Yet it's happened, and without a murmur from the press in either Britain or Europe.
Back in my battles with the "human rights" commissions, I got a wee bit tired of those but-buddies, yet boy, I miss them today. Contrasting London media coverage of Ofcom with Canadian media coverage of the "human rights" commissions fifteen years ago, one notices that there are not even the boilerplate flourishes of apocryphal Voltaire, no first-principles defences of free speech - like the right to bear arms, that's become just a fringe alt-right thing. Instead, everyone in the UK press thinks it entirely normal that Ofcom has these powers and wields them ever more brazenly - even though, even in Brit media terms, their behaviour bears no relationship to any predecessor entities such as the Independent Broadcasting Authority or the Radio Authority.

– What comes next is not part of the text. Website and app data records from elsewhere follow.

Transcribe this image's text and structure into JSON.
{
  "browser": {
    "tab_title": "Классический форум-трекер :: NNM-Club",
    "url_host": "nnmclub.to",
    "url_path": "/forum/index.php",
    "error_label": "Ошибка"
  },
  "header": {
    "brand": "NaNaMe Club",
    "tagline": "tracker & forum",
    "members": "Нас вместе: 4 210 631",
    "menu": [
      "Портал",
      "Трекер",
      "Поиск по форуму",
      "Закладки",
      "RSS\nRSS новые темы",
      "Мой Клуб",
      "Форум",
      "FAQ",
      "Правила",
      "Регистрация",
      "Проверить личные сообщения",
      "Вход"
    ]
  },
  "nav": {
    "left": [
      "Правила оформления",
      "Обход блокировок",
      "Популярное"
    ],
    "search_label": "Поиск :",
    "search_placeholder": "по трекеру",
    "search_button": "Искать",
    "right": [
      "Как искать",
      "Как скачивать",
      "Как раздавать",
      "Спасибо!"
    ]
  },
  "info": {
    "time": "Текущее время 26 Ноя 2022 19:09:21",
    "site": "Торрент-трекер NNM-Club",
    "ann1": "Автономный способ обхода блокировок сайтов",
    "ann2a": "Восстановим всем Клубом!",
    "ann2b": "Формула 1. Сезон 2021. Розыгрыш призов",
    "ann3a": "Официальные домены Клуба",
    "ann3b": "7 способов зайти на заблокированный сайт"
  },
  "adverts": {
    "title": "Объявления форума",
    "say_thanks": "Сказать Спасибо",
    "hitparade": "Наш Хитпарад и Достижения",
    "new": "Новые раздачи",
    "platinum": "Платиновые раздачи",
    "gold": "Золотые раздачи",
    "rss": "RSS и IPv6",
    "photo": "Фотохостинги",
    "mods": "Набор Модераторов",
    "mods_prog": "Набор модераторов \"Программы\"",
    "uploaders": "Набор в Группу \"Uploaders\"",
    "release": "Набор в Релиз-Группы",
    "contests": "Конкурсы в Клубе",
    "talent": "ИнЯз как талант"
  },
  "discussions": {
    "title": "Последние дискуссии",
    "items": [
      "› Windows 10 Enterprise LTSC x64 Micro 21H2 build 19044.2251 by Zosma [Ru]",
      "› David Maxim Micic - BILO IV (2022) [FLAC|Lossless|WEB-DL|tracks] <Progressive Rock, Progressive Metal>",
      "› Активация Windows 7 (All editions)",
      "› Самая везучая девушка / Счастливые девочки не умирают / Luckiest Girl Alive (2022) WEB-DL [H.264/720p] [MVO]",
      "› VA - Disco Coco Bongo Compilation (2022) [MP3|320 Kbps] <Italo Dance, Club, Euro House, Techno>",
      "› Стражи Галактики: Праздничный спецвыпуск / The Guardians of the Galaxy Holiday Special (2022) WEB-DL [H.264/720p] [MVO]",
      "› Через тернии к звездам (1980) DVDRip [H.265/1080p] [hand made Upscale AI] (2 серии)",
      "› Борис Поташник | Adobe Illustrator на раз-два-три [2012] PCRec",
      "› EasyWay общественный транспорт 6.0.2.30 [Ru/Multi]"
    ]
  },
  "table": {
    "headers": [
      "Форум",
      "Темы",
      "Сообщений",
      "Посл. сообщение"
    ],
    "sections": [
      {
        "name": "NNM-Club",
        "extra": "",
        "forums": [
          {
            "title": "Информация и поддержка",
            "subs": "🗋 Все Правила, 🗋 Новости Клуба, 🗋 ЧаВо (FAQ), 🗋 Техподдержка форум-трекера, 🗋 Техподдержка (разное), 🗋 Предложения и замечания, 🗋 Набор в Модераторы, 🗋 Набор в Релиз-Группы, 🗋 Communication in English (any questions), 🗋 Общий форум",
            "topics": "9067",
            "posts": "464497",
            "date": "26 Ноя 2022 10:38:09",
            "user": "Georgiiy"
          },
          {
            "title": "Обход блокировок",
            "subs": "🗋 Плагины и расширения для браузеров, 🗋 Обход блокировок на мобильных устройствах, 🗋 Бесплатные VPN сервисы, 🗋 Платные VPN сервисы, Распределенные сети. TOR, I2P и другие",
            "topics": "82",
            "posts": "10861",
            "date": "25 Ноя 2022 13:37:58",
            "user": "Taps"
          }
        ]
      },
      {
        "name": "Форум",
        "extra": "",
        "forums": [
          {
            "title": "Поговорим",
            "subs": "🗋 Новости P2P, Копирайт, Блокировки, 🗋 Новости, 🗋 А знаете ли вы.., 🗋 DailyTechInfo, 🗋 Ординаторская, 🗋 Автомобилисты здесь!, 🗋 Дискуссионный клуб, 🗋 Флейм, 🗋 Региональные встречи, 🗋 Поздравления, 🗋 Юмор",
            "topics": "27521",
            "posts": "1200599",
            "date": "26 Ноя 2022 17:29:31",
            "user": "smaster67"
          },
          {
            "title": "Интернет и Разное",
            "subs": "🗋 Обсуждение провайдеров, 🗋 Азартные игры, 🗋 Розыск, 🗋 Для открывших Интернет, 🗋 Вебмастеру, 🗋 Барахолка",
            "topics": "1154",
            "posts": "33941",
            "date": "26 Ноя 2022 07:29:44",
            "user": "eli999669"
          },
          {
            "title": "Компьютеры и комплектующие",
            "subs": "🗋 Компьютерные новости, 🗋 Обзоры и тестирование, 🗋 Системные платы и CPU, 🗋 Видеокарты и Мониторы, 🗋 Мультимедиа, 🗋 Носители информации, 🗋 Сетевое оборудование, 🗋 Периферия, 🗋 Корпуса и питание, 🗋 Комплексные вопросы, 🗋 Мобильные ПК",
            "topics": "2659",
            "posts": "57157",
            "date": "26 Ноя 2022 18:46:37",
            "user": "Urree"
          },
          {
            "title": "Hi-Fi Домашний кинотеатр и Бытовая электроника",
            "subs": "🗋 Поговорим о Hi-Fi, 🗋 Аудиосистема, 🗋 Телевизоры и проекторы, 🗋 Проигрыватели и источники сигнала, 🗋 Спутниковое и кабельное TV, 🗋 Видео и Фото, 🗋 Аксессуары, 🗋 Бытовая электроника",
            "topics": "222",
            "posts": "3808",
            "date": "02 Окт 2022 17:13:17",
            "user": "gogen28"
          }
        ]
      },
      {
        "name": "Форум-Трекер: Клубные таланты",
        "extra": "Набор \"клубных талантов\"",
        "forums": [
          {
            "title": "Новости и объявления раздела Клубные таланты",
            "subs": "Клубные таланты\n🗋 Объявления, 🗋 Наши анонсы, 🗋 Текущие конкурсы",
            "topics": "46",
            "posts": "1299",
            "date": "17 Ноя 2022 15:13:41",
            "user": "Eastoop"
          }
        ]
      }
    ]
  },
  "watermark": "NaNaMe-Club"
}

So the "rulings" by Ofcom are reported in the press as if they have the force of criminal convictions - and they will undoubtedly be in the first paragraph of my UK obituaries. That is why I have no choice but to fight back - because it is important to demonstrate that these "verdicts" by anonymous commissars have no support in law and can be overturned. I would like to get Ofcom out of the censorship business entirely, but, if that is not possible, to quash the convictions will itself show that Hatefinder Dawes is not yet omnipotent. I'm serious about this case and will take it, if necessary, all the way to the European Court of Human Rights. Yes, yes, I'd prefer the Judicial Committee of the Privy Council, which would be my final court of appeal if I were in Jamaica or Mauritius. But it's England bloody England, so I have to take what I can get. And, whether they appreciate it or not, my victory would do a great service to that "all-star cast of support" for whom discretion is the better part of valour.

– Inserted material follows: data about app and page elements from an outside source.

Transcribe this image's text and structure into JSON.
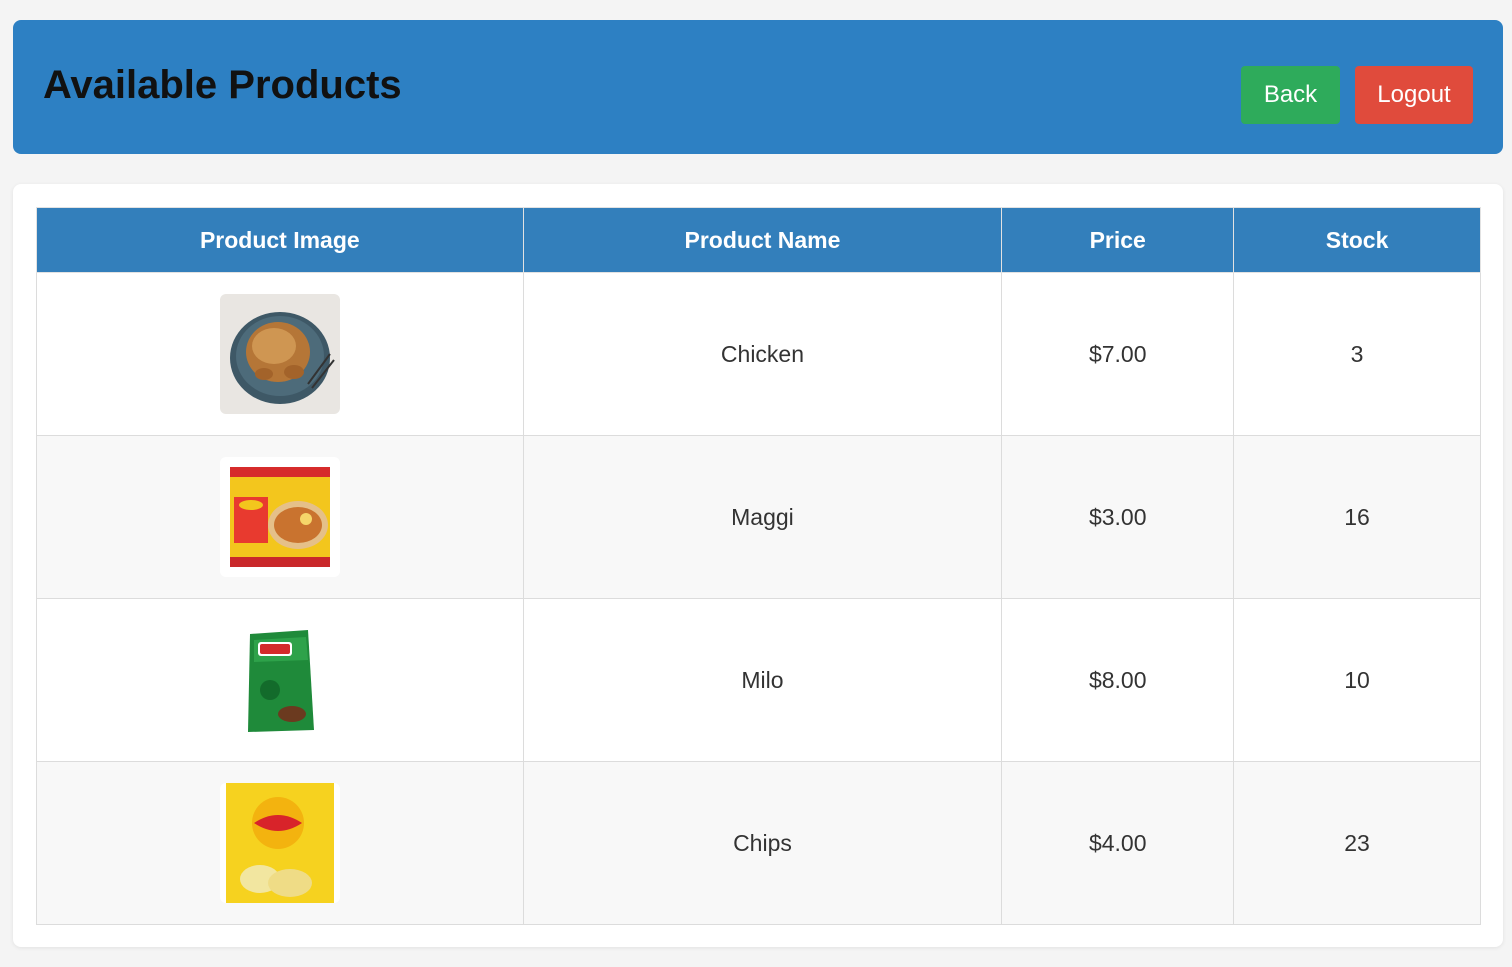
{
  "header": {
    "title": "Available Products",
    "back_label": "Back",
    "logout_label": "Logout"
  },
  "table": {
    "columns": [
      "Product Image",
      "Product Name",
      "Price",
      "Stock"
    ],
    "rows": [
      {
        "image": "roast-chicken-image",
        "name": "Chicken",
        "price": "$7.00",
        "stock": "3"
      },
      {
        "image": "maggi-noodles-image",
        "name": "Maggi",
        "price": "$3.00",
        "stock": "16"
      },
      {
        "image": "milo-pack-image",
        "name": "Milo",
        "price": "$8.00",
        "stock": "10"
      },
      {
        "image": "lays-chips-image",
        "name": "Chips",
        "price": "$4.00",
        "stock": "23"
      }
    ]
  },
  "colors": {
    "header_bg": "#2d80c3",
    "table_header_bg": "#337fbb",
    "back_button": "#2eab5b",
    "logout_button": "#e04b3c"
  }
}
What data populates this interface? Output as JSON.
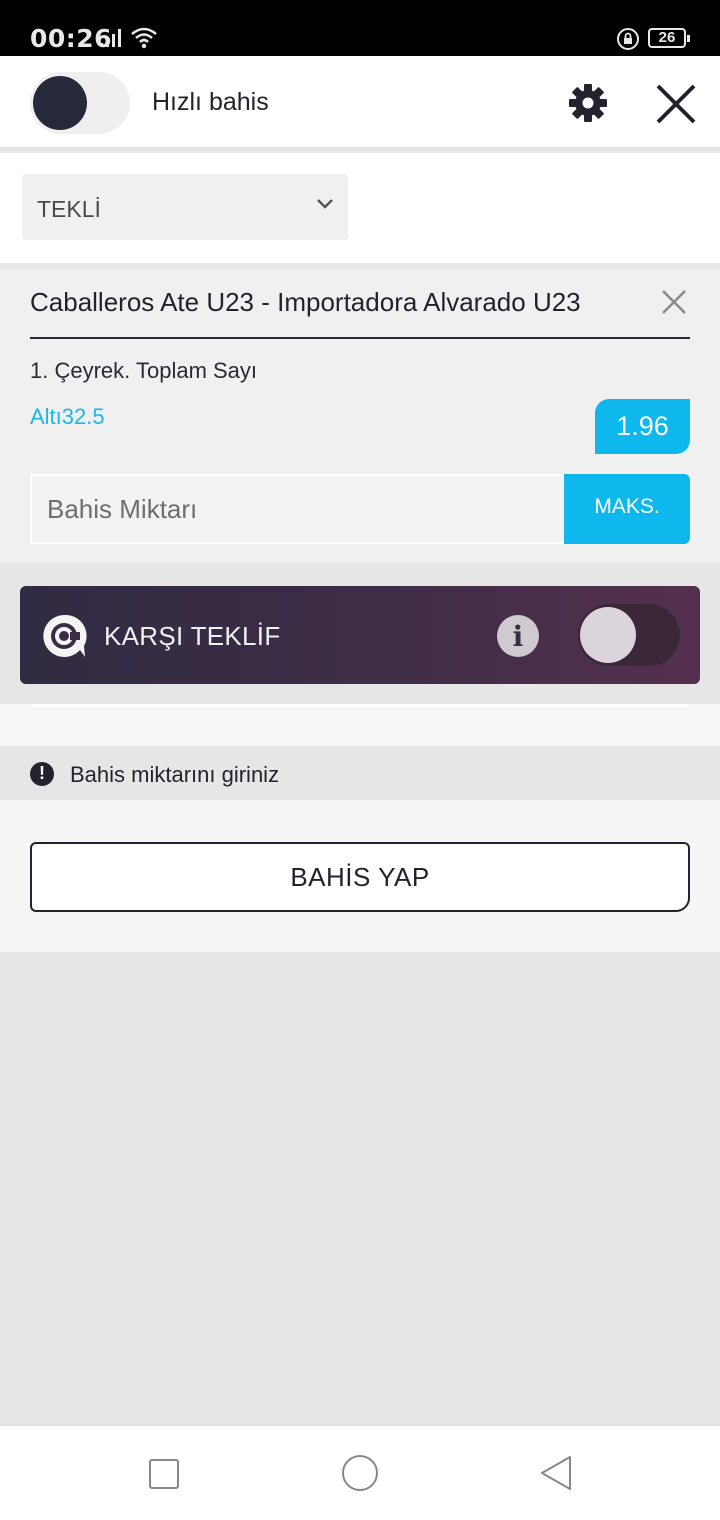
{
  "status_bar": {
    "time": "00:26",
    "battery": "26",
    "icons": [
      "signal-icon",
      "wifi-icon",
      "rotation-lock-icon",
      "battery-icon"
    ]
  },
  "header": {
    "quick_bet_label": "Hızlı bahis",
    "quick_bet_enabled": false,
    "icons": [
      "gear-icon",
      "close-icon"
    ]
  },
  "bet_type": {
    "selected": "TEKLİ"
  },
  "selection": {
    "match": "Caballeros Ate U23 - Importadora Alvarado U23",
    "market": "1. Çeyrek. Toplam Sayı",
    "outcome": "Altı32.5",
    "odds": "1.96",
    "stake_placeholder": "Bahis Miktarı",
    "max_label": "MAKS."
  },
  "counter_offer": {
    "label": "KARŞI TEKLİF",
    "info": "i",
    "enabled": false
  },
  "warning": {
    "icon_glyph": "!",
    "text": "Bahis miktarını giriniz"
  },
  "place_bet": {
    "label": "BAHİS YAP"
  },
  "colors": {
    "accent": "#0fb8ec",
    "dark": "#23232f",
    "counter_gradient_start": "#302b42",
    "counter_gradient_end": "#55304e"
  }
}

Fifteen years ago, my battles against Canada's "human rights" censors were all a bit theoretical: I mean, unless you're some Internet blowhard like Steyn sounding off about Islam, what's the big deal? But Covid has made the cause of free speech about as real as it can get. The very first vaccine victims on our show, Vikki Spit and Charlotte Wright, were "cancelled" on social media for writing about their bereavement. It doesn't get more real-world than "state-controlled media" denying your very widowhood.
And yet half the country and the entirety of its media are okay with it.
Lights Out, my book on my experiences with state censorship, begins thus:
On August 3rd 1914, on the eve of the Great War, Sir Edward Grey, the British Foreign Secretary, stood at the window of his office in the summer dusk and observed: 'The lamps are going out all over Europe.' Today the lamps are going out on liberty all over the western world in a more subtle and elusive and profound way...
It's not so subtle and elusive anymore. Yet tens of millions of people and their media respond: "You know, sitting in the dark isn't so bad. You soon get used to it..."
~Mark has been touched by how many readers, listeners and viewers have inquired about how to support his important free-speech lawsuit against the ever more overbearing censors of Ofcom. Well, there are several ways to lend a hand, including:
a) signing up a friend for a Steyn Club Gift Membership;
b) buying a chum a SteynOnline gift certificate; or
c) ordering a copy of Steyn's latest book The Prisoner of Windsor. You won't regret it.
With the first two methods, one hundred per cent of the proceeds and, in the last, a significant chunk thereof go to a grand cause - and you or your loved one gets something, too.